In Listening to the Sound of Crickets on an Autumn Night from the Edo period, Kunisada I (Toyokuni III) and Kunihisa II dress the figures in vibrant, colorful, flower-patterned, and flexible kimonos, and place them in various locations across the art. To the center of the artwork, there is a woman and she is the main allure. She is eyeing a woman and girl to the left while also gesturing with her sleeve to a different woman and man to the right. She is also holding a light source which is casting a shadow from her garment sleeve to the left section of the painting. The shadow parallels the composition of the art. The shadow line running left and right parallels the lines running left and right on the roof of the house and alike, while the other shadow line running up and down parallels the lines running up and down on the rails of the house and alike. These running parallel lines, further, together form many ninety-degree angular spaces. For example, the shadow lines running left and right and up and down jointly over the woman and girl to the left echo the ninety-degree angular spaces framed by the house’s porch rails as well as the edges of the mat. The central woman figure intersects the negative space to the left that depicts serenity and the positive space to the right that represents disruption. In other words, the woman acts as a blending point for the art. She is not only adding positive space to the left part of the painting but also connecting the two interactions that are occurring either side of her. To the left, a woman and child stand firmly together, listening to the sound of crickets on an Autumn night. Simultaneously, to the right, a woman leaned in a forward position is in the process of serving a beverage to a man. The woman’s contact with the man also alludes to women’s subordination and submission to men during this time period.
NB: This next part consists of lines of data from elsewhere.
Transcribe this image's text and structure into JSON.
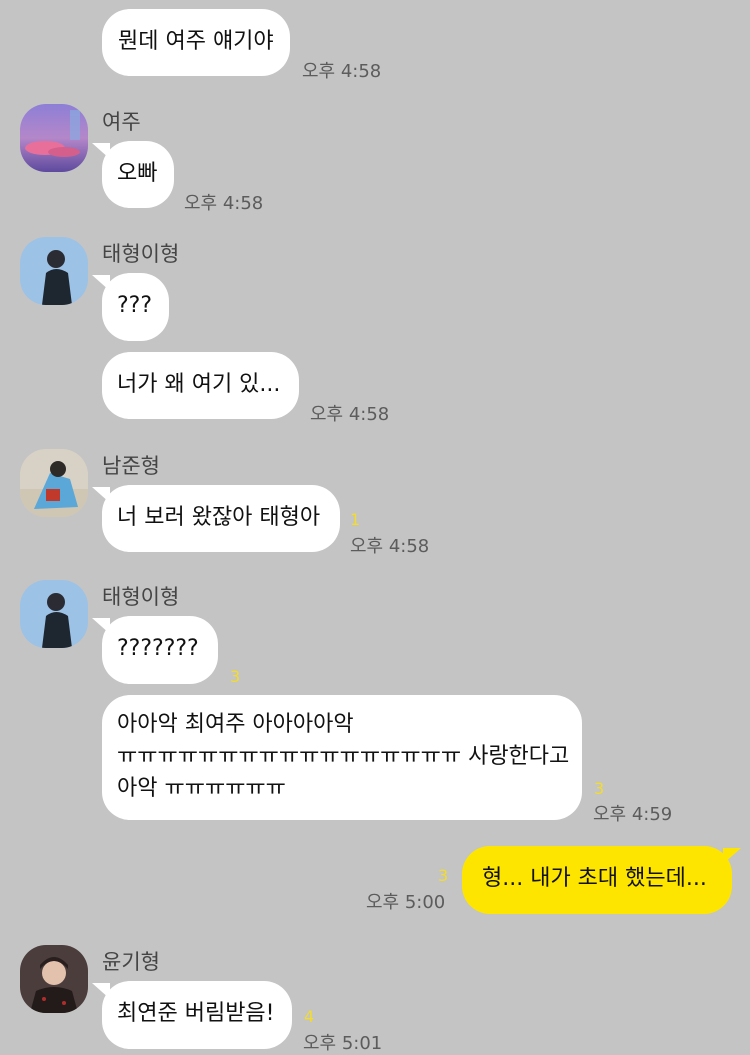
{
  "messages": {
    "m1": {
      "text": "뭔데 여주 얘기야",
      "time": "오후 4:58"
    },
    "m2": {
      "sender": "여주",
      "avatar": "sky-photo-avatar",
      "text": "오빠",
      "time": "오후 4:58"
    },
    "m3": {
      "sender": "태형이형",
      "avatar": "person-photo-avatar",
      "texts": [
        "???",
        "너가 왜 여기 있..."
      ],
      "time": "오후 4:58"
    },
    "m4": {
      "sender": "남준형",
      "avatar": "person-photo-avatar",
      "text": "너 보러 왔잖아 태형아",
      "unread": "1",
      "time": "오후 4:58"
    },
    "m5": {
      "sender": "태형이형",
      "avatar": "person-photo-avatar",
      "text1": "???????",
      "unread1": "3",
      "text2_lines": [
        "아아악 최여주 아아아아악",
        "ㅠㅠㅠㅠㅠㅠㅠㅠㅠㅠㅠㅠㅠㅠㅠㅠㅠ 사랑한다고",
        "아악 ㅠㅠㅠㅠㅠㅠ"
      ],
      "unread2": "3",
      "time": "오후 4:59"
    },
    "m6": {
      "text": "형... 내가 초대 했는데...",
      "unread": "3",
      "time": "오후 5:00",
      "mine": true
    },
    "m7": {
      "sender": "윤기형",
      "avatar": "person-photo-avatar",
      "text": "최연준 버림받음!",
      "unread": "4",
      "time": "오후 5:01"
    }
  },
  "colors": {
    "background": "#c4c4c4",
    "my_bubble": "#fee500",
    "other_bubble": "#ffffff",
    "unread": "#f3dc2a"
  }
}
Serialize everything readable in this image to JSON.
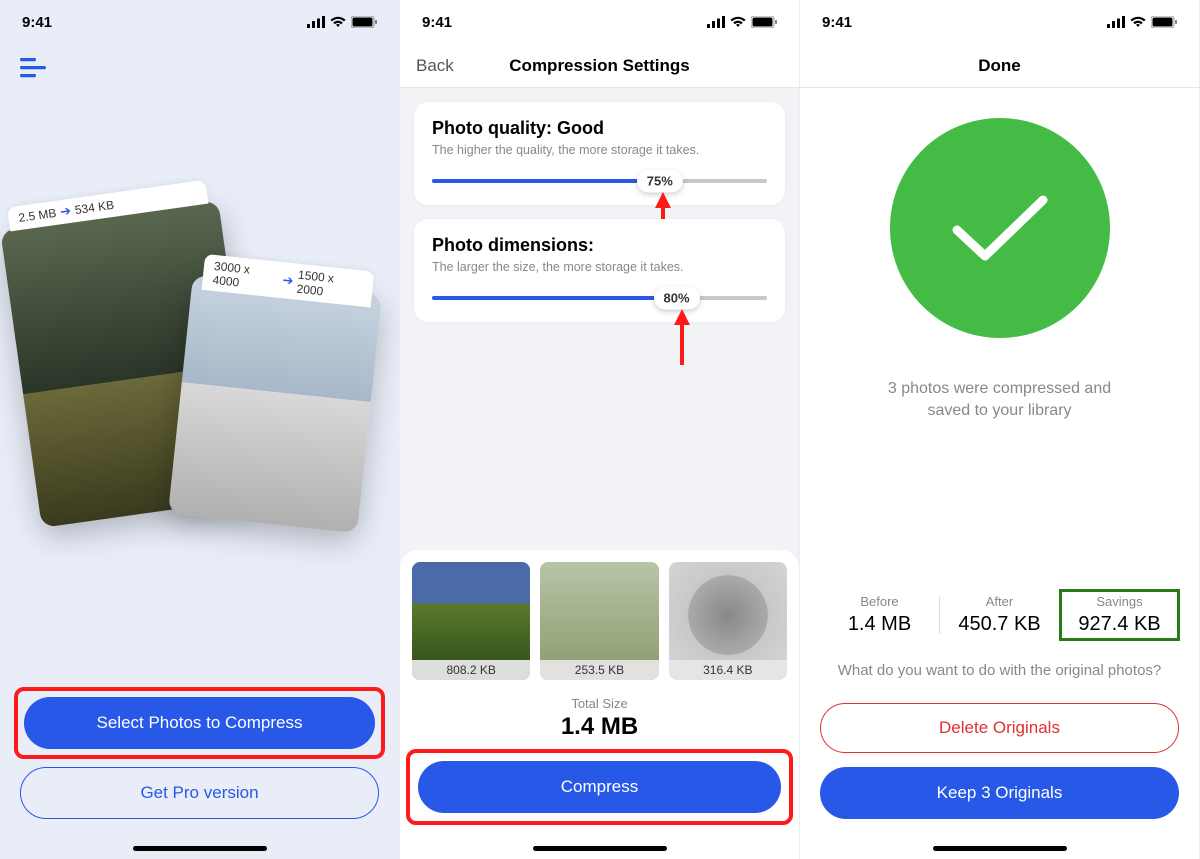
{
  "status_time": "9:41",
  "screen1": {
    "card1_before": "2.5 MB",
    "card1_after": "534 KB",
    "card2_before": "3000 x 4000",
    "card2_after": "1500 x 2000",
    "select_button": "Select Photos to Compress",
    "pro_button": "Get Pro version"
  },
  "screen2": {
    "back": "Back",
    "title": "Compression Settings",
    "quality_title": "Photo quality: Good",
    "quality_sub": "The higher the quality, the more storage it takes.",
    "quality_pct": "75%",
    "quality_fill": 68,
    "dim_title": "Photo dimensions:",
    "dim_sub": "The larger the size, the more storage it takes.",
    "dim_pct": "80%",
    "dim_fill": 73,
    "thumbs": [
      "808.2 KB",
      "253.5 KB",
      "316.4 KB"
    ],
    "total_label": "Total Size",
    "total_value": "1.4 MB",
    "compress_button": "Compress"
  },
  "screen3": {
    "title": "Done",
    "msg": "3 photos were compressed and saved to your library",
    "before_label": "Before",
    "before_value": "1.4 MB",
    "after_label": "After",
    "after_value": "450.7 KB",
    "savings_label": "Savings",
    "savings_value": "927.4 KB",
    "originals_q": "What do you want to do with the original photos?",
    "delete_button": "Delete Originals",
    "keep_button": "Keep 3 Originals"
  }
}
In this painting, a woman is interacting with two other women indirectly with the use of colors, lines, and spaces. As a result, the exchanges women went through in day to day life at this period is divulged. We, as the observers, can therefore indirectly partake in the subtle activities of these women during this time. For example, we, as the viewers, can participate with the main allure as she is eyeing another woman who is with a child engaging in a leisure activity. The subjects are seen wearing colorful garments and are drawn with extremely fine lines to highlight their differing roles and movements across the painting. Also, the women’s expressions and appearances are assorted to depict the diverse habits they went through in their everyday lives during this period.
Author: Sarah Morgan